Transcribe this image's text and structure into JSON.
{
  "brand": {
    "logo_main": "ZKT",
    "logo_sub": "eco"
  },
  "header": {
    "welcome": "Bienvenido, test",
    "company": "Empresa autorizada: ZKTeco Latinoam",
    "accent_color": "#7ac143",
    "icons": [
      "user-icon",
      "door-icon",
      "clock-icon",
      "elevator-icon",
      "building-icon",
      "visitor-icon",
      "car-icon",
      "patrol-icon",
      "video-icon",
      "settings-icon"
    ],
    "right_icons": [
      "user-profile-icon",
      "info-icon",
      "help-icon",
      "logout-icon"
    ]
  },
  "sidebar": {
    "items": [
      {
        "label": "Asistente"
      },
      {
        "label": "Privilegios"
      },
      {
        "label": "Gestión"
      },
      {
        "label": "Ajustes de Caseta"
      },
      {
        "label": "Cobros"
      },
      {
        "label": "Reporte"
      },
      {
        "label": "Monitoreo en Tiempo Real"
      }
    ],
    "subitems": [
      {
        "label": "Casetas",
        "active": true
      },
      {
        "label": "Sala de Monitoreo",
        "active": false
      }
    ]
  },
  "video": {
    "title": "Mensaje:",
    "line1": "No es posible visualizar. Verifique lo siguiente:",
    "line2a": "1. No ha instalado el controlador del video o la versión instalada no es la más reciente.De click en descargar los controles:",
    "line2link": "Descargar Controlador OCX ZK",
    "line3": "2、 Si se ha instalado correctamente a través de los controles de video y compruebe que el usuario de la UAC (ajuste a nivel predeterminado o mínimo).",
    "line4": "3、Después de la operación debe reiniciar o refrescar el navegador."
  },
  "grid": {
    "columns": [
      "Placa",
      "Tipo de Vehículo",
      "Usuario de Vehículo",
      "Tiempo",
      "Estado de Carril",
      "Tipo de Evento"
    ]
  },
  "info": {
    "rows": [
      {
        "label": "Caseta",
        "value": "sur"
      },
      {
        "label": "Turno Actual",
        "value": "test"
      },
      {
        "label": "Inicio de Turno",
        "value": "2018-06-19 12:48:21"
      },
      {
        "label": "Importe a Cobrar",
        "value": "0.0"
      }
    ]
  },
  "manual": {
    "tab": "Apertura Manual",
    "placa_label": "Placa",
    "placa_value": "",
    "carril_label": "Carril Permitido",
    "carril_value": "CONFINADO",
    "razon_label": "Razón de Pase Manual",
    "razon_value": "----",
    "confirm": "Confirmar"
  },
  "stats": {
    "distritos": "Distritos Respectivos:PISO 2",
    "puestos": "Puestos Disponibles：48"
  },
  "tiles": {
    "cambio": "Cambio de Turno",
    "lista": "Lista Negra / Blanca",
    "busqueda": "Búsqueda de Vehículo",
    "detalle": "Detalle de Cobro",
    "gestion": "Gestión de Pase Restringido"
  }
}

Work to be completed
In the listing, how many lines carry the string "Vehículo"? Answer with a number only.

Written answer
3